● Your task:
Send every record back word for word.

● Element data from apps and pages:
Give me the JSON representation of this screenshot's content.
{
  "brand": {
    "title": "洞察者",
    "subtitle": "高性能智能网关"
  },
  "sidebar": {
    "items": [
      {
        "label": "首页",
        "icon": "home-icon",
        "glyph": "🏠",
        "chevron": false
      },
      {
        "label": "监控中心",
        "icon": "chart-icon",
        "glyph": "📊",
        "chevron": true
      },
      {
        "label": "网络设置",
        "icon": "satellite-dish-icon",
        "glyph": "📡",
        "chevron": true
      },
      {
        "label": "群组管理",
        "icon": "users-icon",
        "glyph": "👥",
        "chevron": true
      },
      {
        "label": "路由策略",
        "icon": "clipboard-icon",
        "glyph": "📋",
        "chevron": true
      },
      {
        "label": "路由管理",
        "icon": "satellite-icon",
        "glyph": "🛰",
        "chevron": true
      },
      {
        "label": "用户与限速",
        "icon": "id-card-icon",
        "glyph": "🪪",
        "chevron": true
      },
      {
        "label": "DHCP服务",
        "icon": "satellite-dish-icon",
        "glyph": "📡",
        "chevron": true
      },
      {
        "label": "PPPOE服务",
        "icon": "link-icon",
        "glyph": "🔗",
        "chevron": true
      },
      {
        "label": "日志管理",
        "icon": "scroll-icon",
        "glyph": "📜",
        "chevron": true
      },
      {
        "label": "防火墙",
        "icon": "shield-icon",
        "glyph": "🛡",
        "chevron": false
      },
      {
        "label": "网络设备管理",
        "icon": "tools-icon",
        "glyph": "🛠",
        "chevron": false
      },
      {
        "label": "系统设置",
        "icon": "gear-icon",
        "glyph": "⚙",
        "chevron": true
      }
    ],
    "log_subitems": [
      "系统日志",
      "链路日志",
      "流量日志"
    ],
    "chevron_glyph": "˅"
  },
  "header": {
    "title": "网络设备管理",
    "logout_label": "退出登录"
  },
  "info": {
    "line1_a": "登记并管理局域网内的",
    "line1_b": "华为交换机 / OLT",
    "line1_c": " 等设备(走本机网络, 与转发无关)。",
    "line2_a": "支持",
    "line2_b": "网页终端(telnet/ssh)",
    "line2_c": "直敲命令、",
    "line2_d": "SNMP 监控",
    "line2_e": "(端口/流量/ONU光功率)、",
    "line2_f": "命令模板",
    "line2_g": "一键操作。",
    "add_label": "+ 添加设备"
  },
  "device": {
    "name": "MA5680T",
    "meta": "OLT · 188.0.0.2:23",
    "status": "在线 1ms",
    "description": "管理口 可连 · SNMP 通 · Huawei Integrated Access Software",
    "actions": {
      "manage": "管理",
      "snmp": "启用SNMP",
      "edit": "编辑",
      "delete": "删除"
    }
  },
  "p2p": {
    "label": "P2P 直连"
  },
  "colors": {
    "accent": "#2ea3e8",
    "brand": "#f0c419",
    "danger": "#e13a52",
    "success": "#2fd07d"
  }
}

● Response to this exercise:
Give me the JSON representation of this screenshot's content.
{
  "brand": {
    "title": "洞察者",
    "subtitle": "高性能智能网关"
  },
  "sidebar": {
    "items": [
      {
        "label": "首页",
        "icon": "home-icon",
        "glyph": "🏠",
        "chevron": false
      },
      {
        "label": "监控中心",
        "icon": "chart-icon",
        "glyph": "📊",
        "chevron": true
      },
      {
        "label": "网络设置",
        "icon": "satellite-dish-icon",
        "glyph": "📡",
        "chevron": true
      },
      {
        "label": "群组管理",
        "icon": "users-icon",
        "glyph": "👥",
        "chevron": true
      },
      {
        "label": "路由策略",
        "icon": "clipboard-icon",
        "glyph": "📋",
        "chevron": true
      },
      {
        "label": "路由管理",
        "icon": "satellite-icon",
        "glyph": "🛰",
        "chevron": true
      },
      {
        "label": "用户与限速",
        "icon": "id-card-icon",
        "glyph": "🪪",
        "chevron": true
      },
      {
        "label": "DHCP服务",
        "icon": "satellite-dish-icon",
        "glyph": "📡",
        "chevron": true
      },
      {
        "label": "PPPOE服务",
        "icon": "link-icon",
        "glyph": "🔗",
        "chevron": true
      },
      {
        "label": "日志管理",
        "icon": "scroll-icon",
        "glyph": "📜",
        "chevron": true
      },
      {
        "label": "防火墙",
        "icon": "shield-icon",
        "glyph": "🛡",
        "chevron": false
      },
      {
        "label": "网络设备管理",
        "icon": "tools-icon",
        "glyph": "🛠",
        "chevron": false
      },
      {
        "label": "系统设置",
        "icon": "gear-icon",
        "glyph": "⚙",
        "chevron": true
      }
    ],
    "log_subitems": [
      "系统日志",
      "链路日志",
      "流量日志"
    ],
    "chevron_glyph": "˅"
  },
  "header": {
    "title": "网络设备管理",
    "logout_label": "退出登录"
  },
  "info": {
    "line1_a": "登记并管理局域网内的",
    "line1_b": "华为交换机 / OLT",
    "line1_c": " 等设备(走本机网络, 与转发无关)。",
    "line2_a": "支持",
    "line2_b": "网页终端(telnet/ssh)",
    "line2_c": "直敲命令、",
    "line2_d": "SNMP 监控",
    "line2_e": "(端口/流量/ONU光功率)、",
    "line2_f": "命令模板",
    "line2_g": "一键操作。",
    "add_label": "+ 添加设备"
  },
  "device": {
    "name": "MA5680T",
    "meta": "OLT · 188.0.0.2:23",
    "status": "在线 1ms",
    "description": "管理口 可连 · SNMP 通 · Huawei Integrated Access Software",
    "actions": {
      "manage": "管理",
      "snmp": "启用SNMP",
      "edit": "编辑",
      "delete": "删除"
    }
  },
  "p2p": {
    "label": "P2P 直连"
  },
  "colors": {
    "accent": "#2ea3e8",
    "brand": "#f0c419",
    "danger": "#e13a52",
    "success": "#2fd07d"
  }
}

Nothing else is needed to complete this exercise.